Material defects in end products can quickly result in failures in many areas of industry, and have a massive impact on the safe use of their products. This is why, in the field of quality assurance, intelligent, nondestructive sensor systems play a key role. They allow testing components and parts in a rapid and cost-efficient manner without destroying the actual product or changing its surface. Experts from the Fraunhofer IZFP in Saarbrücken will be presenting two exhibits at the Blechexpo in Stuttgart from 7–10 November 2017 that allow fast, reliable, and automated characterization of materials and detection of defects (Hall 5, Booth 5306).

When quality testing uses time-consuming destructive test methods, it can result in enormous costs due to damaging or destroying the products. And given that...

Im Focus: Cold molecules on collision course

Using a new cooling technique MPQ scientists succeed at observing collisions in a dense beam of cold and slow dipolar molecules.

How do chemical reactions proceed at extremely low temperatures?

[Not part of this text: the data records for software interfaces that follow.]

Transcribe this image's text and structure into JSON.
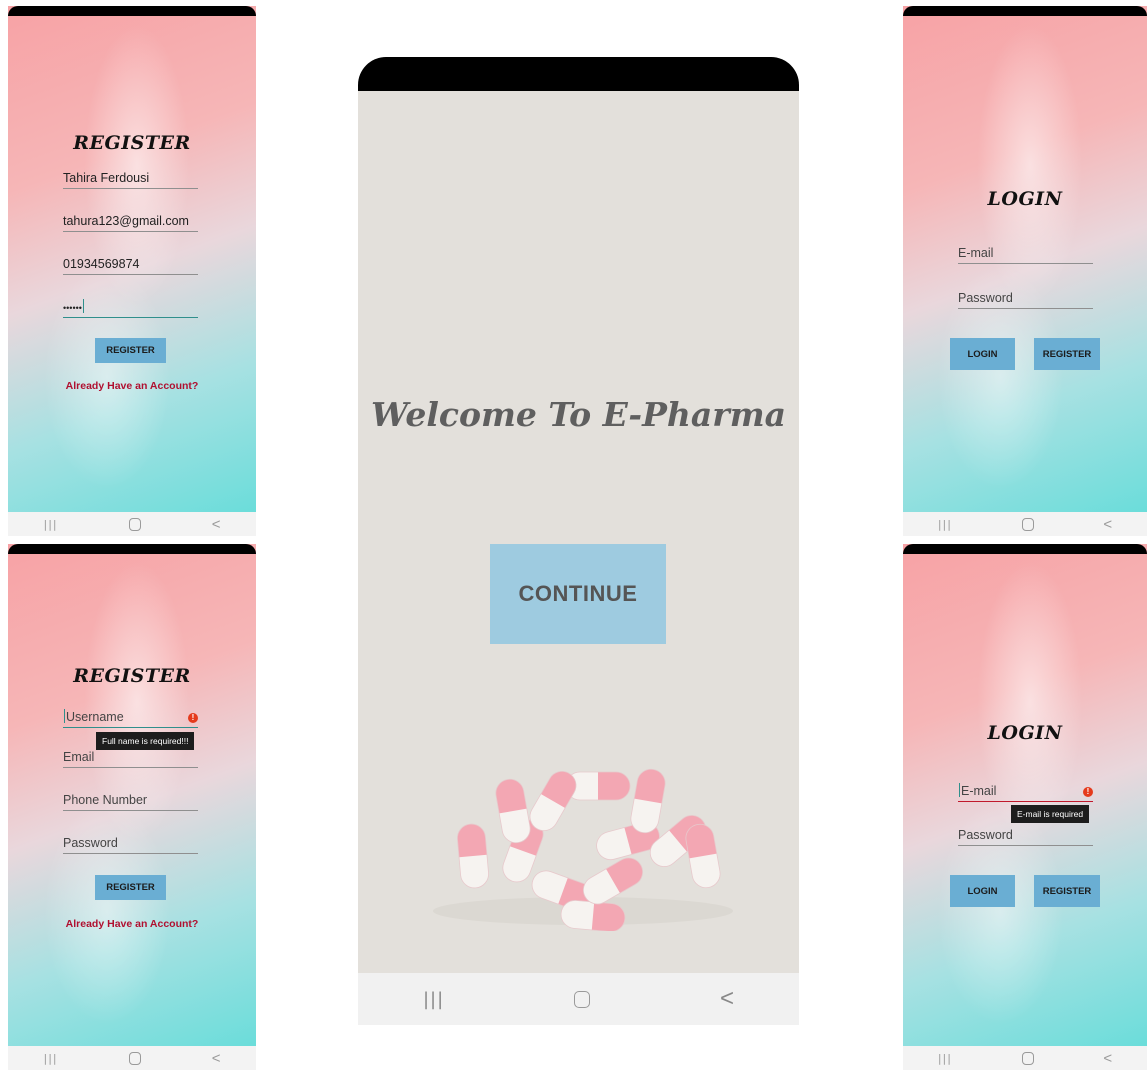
{
  "nav": {
    "recent": "|||",
    "back": "<"
  },
  "register_filled": {
    "title": "REGISTER",
    "name_value": "Tahira Ferdousi",
    "email_value": "tahura123@gmail.com",
    "phone_value": "01934569874",
    "password_value": "••••••",
    "button": "REGISTER",
    "link": "Already Have an Account?"
  },
  "register_error": {
    "title": "REGISTER",
    "username_placeholder": "Username",
    "error_text": "Full name is required!!!",
    "email_placeholder": "Email",
    "phone_placeholder": "Phone Number",
    "password_placeholder": "Password",
    "button": "REGISTER",
    "link": "Already Have an Account?"
  },
  "welcome": {
    "title": "Welcome To E-Pharma",
    "continue": "CONTINUE"
  },
  "login_empty": {
    "title": "LOGIN",
    "email_placeholder": "E-mail",
    "password_placeholder": "Password",
    "login_button": "LOGIN",
    "register_button": "REGISTER"
  },
  "login_error": {
    "title": "LOGIN",
    "email_placeholder": "E-mail",
    "error_text": "E-mail is required",
    "password_placeholder": "Password",
    "login_button": "LOGIN",
    "register_button": "REGISTER"
  },
  "colors": {
    "button": "#6aaed3",
    "link": "#b01030",
    "error": "#e53a1c",
    "continue_button": "#9ecbe0"
  },
  "icons": [
    "error-icon",
    "recent-apps-icon",
    "home-icon",
    "back-icon",
    "pills-image"
  ]
}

The answer requires the investigation of molecular samples that are cold, dense, and slow at...

Im Focus: Shrinking the proton again!

Scientists from the Max Planck Institute of Quantum Optics, using high precision laser spectroscopy of atomic hydrogen, confirm the surprisingly small value of the proton radius determined from muonic hydrogen.

It was one of the breakthroughs of the year 2010: Laser spectroscopy of muonic hydrogen resulted in a value for the proton charge radius that was significantly...

All Focus news of the innovation-report >>>

Anzeige

Anzeige

Event News

3rd Symposium on Driving Simulation

23.10.2017 | Event News

ASEAN Member States discuss the future role of renewable energy

17.10.2017 | Event News

World Health Summit 2017: International experts set the course for the future of Global Health

10.10.2017 | Event News

 
Latest News

Taming 'wild' electrons in graphene

23.10.2017 | Physics and Astronomy

Mountain glaciers shrinking across the West

23.10.2017 | Earth Sciences

Scientists track ovarian cancers to site of origin: Fallopian tubes

23.10.2017 | Health and Medicine

VideoLinks
B2B-VideoLinks
More VideoLinks >>>